Task: Nothing in the records may be changed; reproduce all of them.

□ □ □ □ □

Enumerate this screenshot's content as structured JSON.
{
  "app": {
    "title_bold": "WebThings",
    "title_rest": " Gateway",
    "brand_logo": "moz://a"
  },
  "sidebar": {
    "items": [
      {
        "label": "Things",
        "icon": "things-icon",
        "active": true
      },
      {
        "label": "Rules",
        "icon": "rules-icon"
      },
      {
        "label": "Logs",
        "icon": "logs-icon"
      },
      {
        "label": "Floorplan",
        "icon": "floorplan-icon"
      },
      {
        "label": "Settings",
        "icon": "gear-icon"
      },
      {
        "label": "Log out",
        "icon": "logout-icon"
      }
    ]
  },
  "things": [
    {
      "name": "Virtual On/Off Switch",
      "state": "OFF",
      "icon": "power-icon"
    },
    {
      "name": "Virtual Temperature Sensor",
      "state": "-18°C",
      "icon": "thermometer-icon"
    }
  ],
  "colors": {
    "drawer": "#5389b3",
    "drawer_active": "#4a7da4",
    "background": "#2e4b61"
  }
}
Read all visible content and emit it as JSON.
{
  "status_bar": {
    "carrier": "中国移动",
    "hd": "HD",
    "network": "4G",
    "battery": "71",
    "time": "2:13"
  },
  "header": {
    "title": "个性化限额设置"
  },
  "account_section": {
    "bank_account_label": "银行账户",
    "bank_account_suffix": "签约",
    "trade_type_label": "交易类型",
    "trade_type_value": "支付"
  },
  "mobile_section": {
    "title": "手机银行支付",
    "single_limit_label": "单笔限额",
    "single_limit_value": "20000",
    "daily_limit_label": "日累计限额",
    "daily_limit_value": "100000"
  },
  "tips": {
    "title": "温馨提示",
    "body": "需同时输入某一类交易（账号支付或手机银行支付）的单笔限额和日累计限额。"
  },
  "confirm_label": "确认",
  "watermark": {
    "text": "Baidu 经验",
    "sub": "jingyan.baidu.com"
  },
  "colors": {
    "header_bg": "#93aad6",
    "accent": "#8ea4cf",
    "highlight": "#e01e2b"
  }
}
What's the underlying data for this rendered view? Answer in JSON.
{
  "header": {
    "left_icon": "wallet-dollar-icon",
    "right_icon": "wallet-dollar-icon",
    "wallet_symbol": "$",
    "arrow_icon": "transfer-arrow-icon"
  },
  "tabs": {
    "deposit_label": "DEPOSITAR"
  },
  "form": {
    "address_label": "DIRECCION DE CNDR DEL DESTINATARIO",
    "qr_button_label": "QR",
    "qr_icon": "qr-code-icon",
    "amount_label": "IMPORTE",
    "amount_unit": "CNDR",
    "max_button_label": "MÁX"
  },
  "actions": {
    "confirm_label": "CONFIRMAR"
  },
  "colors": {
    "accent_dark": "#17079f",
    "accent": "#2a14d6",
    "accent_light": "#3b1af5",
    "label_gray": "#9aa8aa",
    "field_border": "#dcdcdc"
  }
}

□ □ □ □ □

Response area:
Enumerate this screenshot's content as structured JSON.
{
  "app": {
    "title_bold": "WebThings",
    "title_rest": " Gateway",
    "brand_logo": "moz://a"
  },
  "sidebar": {
    "items": [
      {
        "label": "Things",
        "icon": "things-icon",
        "active": true
      },
      {
        "label": "Rules",
        "icon": "rules-icon"
      },
      {
        "label": "Logs",
        "icon": "logs-icon"
      },
      {
        "label": "Floorplan",
        "icon": "floorplan-icon"
      },
      {
        "label": "Settings",
        "icon": "gear-icon"
      },
      {
        "label": "Log out",
        "icon": "logout-icon"
      }
    ]
  },
  "things": [
    {
      "name": "Virtual On/Off Switch",
      "state": "OFF",
      "icon": "power-icon"
    },
    {
      "name": "Virtual Temperature Sensor",
      "state": "-18°C",
      "icon": "thermometer-icon"
    }
  ],
  "colors": {
    "drawer": "#5389b3",
    "drawer_active": "#4a7da4",
    "background": "#2e4b61"
  }
}
Read all visible content and emit it as JSON.
{
  "status_bar": {
    "carrier": "中国移动",
    "hd": "HD",
    "network": "4G",
    "battery": "71",
    "time": "2:13"
  },
  "header": {
    "title": "个性化限额设置"
  },
  "account_section": {
    "bank_account_label": "银行账户",
    "bank_account_suffix": "签约",
    "trade_type_label": "交易类型",
    "trade_type_value": "支付"
  },
  "mobile_section": {
    "title": "手机银行支付",
    "single_limit_label": "单笔限额",
    "single_limit_value": "20000",
    "daily_limit_label": "日累计限额",
    "daily_limit_value": "100000"
  },
  "tips": {
    "title": "温馨提示",
    "body": "需同时输入某一类交易（账号支付或手机银行支付）的单笔限额和日累计限额。"
  },
  "confirm_label": "确认",
  "watermark": {
    "text": "Baidu 经验",
    "sub": "jingyan.baidu.com"
  },
  "colors": {
    "header_bg": "#93aad6",
    "accent": "#8ea4cf",
    "highlight": "#e01e2b"
  }
}
What's the underlying data for this rendered view? Answer in JSON.
{
  "header": {
    "left_icon": "wallet-dollar-icon",
    "right_icon": "wallet-dollar-icon",
    "wallet_symbol": "$",
    "arrow_icon": "transfer-arrow-icon"
  },
  "tabs": {
    "deposit_label": "DEPOSITAR"
  },
  "form": {
    "address_label": "DIRECCION DE CNDR DEL DESTINATARIO",
    "qr_button_label": "QR",
    "qr_icon": "qr-code-icon",
    "amount_label": "IMPORTE",
    "amount_unit": "CNDR",
    "max_button_label": "MÁX"
  },
  "actions": {
    "confirm_label": "CONFIRMAR"
  },
  "colors": {
    "accent_dark": "#17079f",
    "accent": "#2a14d6",
    "accent_light": "#3b1af5",
    "label_gray": "#9aa8aa",
    "field_border": "#dcdcdc"
  }
}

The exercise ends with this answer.